AU: Bush, and not Horatio, finds himself in the Spanish prison with Kennedy.
The candle, burning low, hardly flickered; the night was windless, the air heavy. Bush, his head resting against the high back of his chair, slept uneasily. He would sooner have been back in the cell than in this room that Masaredo had allowed them for the moment, circumstances being what they were. A sound made him start awake; a hoarse, sleep-muffled cry. He sat up straight at almost precisely the same moment that Kennedy woke, eyes snapping open, fear giving him the strength to sit almost upright. Bush, leaning forward, put a steady hand on his shoulder and helped him, panicked and disoriented as he was, to lie back.

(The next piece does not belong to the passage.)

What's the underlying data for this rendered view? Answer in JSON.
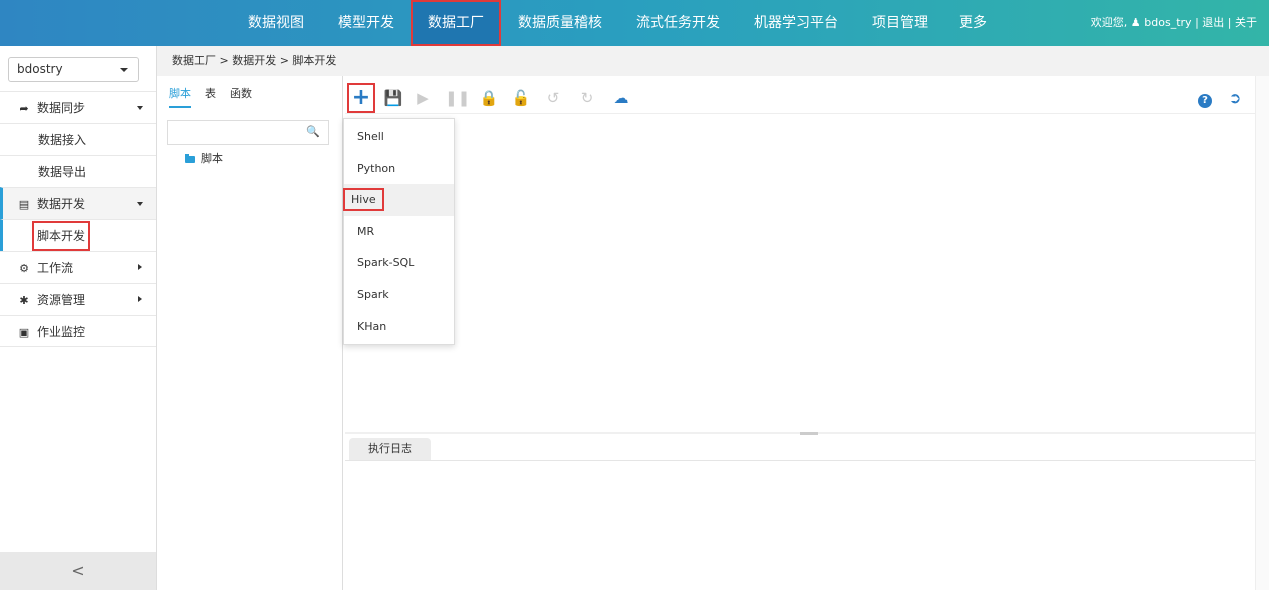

“It’s all right, Mr Kennedy,” he said in a low voice, “It’s all right.”
The younger man looked at him fixedly, his breath emerging in shallow bursts. He appeared to try to say something; could not make the words come.
Bush repressed a sigh. A jug sat on the rickety table to his right, and he poured water from it into a dented metal cup. He leant forward again, but Kennedy pushed the cup aside weakly, turning his head away from Bush.
“Mr Kennedy,” said Bush again, a hard edge in his voice, “Stop this. You are going to drink, and you are going to eat. You do not want to die. We will get out of here.”
“No you won’t,” came the mumbled reply, “I’ll slow you down. You should have just let -”
“Would I be here if I did not think your life was worth anything?” Bush was impatient; the impatience all but masked his concern, “Would I take the trouble if I thought you would only impede our escape? I am not a soft-hearted man. And you -”
“It’s my own doing, that I’m here,” said Kennedy bleakly. There was no trace in him of the spirited young midshipman whom Bush had known aboard theIndefatigable. “If I hadn’t…I almost got you all killed. Simpson was right -”
Bush interjected again. “Simpson,” he said tightly, “Was nothing more than a common coward. Whatever he said, it was unjust and untrue.”
“No it wasn’t,” Bush had to strain to hear the words, “I don’t remember any of the rest of you being such easy targets.”
Standing, Bush paced in long strides to the door and then back again. “The rest of us,” he rapped out, “Were not subjected to the same – things that you were. You are not weak.”
There followed a long silence, thick and cloying as the humid air.
“I wish you were right,” said Kennedy.
“Look at me,” Bush ordered him, and then again, his voice grim; resolute; unbending, “Look at me. This will end soon. We’ll escape, and when we do, you will be with us. Do you know how I know this? Because you are not a selfish man, and you will not leave another with the guilt of being unable to help you. You will not do that.”
Kennedy looked at him now. There was a familiar, faint spark of indignation in his expression. “You presume -”
“Ah,” said Bush dryly, “There you are. I quite wondered where you had gone.” At this, Kennedy gave him a look that was half amusement, half irritation, entirely his. Bush knew he had almost won. “I do not expect this to be easy,” he said, sobering, “But you must try. You must.”
After Bush had helped him to drink, Kennedy fell into a restless sleep, but no more old nightmares woke him. Bush stayed awake and thought. He himself had never been so completely without hope, and he wondered; faced with a situation wherein there seemed to be nowhere to go but down; feeling useless; feeling like a burden, how would he, himself, fare? Perhaps all men had it in them to want to die, and they only needed a push in the wrong direction.